Pentagon spokesman John Kirby on Tuesday acknowledged that Americans were stranded in Afghanistan despite earlier comments to the contrary made by White House officials. He said it’s not clear how many remain.
“Right now I think the tools we have available to us and that we’re going to use as a U.S. government is going to be more in the diplomatic, economic lanes, and we don’t really see a military role right now,” Kirby told MSNBC on Tuesday morning when asked if the U.S. military would play a role in rescuing those individuals.
When asked about whether the State Department could help evacuate Americans from the country amid Taliban terrorist rule, Kirby said that it will be similar to how the United States extracts its citizens from other countries.
“It’s not completely unlike the way we do it elsewhere around the world. We have Americans that get stranded in countries all the time and we do everything we can to try to facilitate safe passage,” Kirby said, which appeared to contradict comments made by White House press secretary Jen Psaki on Aug. 23 when she said it is wrong to refer to Americans stuck in Afghanistan as being stranded there.
During an exchange with a reporter last week, Psaki said, “I think it’s irresponsible to say Americans are stranded. They are not. We are committed to bringing Americans who want to come home, home.” Meanwhile, President Joe Biden, during an ABC News earlier this month, vowed that the United States would evacuate every American who wanted to leave the country.
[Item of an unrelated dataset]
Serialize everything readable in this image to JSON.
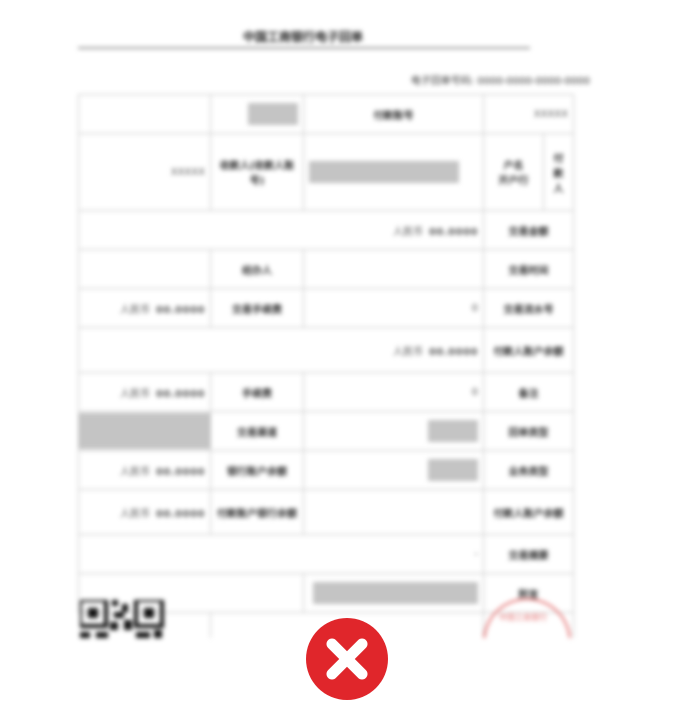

Also in the interview, Kirby said that the United States has “leverage” over the Taliban to “hold them to account,” adding “it’s going to be a whole-of-government effort, but I don’t see a military role at this time.”
Some Americans who remain in Afghanistan said they attempted to evacuate but weren’t successful.
“The last flight is gone and we’re left behind,” a U.S. citizen using a moniker said on Monday during a CNN interview.
Abound 6,000 U.S. citizens were flown out between Aug. 14 and Aug. 31, but “under 200, and likely close to 100,” are still in the country, Secretary of State Antony Blinken said Monday.
“We’re trying to determine exactly how many. We’re going through manifests and calling and texting through our lists, and we will have more details to share as soon as possible,” he said. “Part of the challenge with fixing a precise number is that there are longtime residents of Afghanistan who have American passports and who are trying to determine whether or not they wanted to leave.”
The remarks come as the final U.S. military flight out of Kabul was carried out on Monday, effectively leaving most of the country under Taliban control.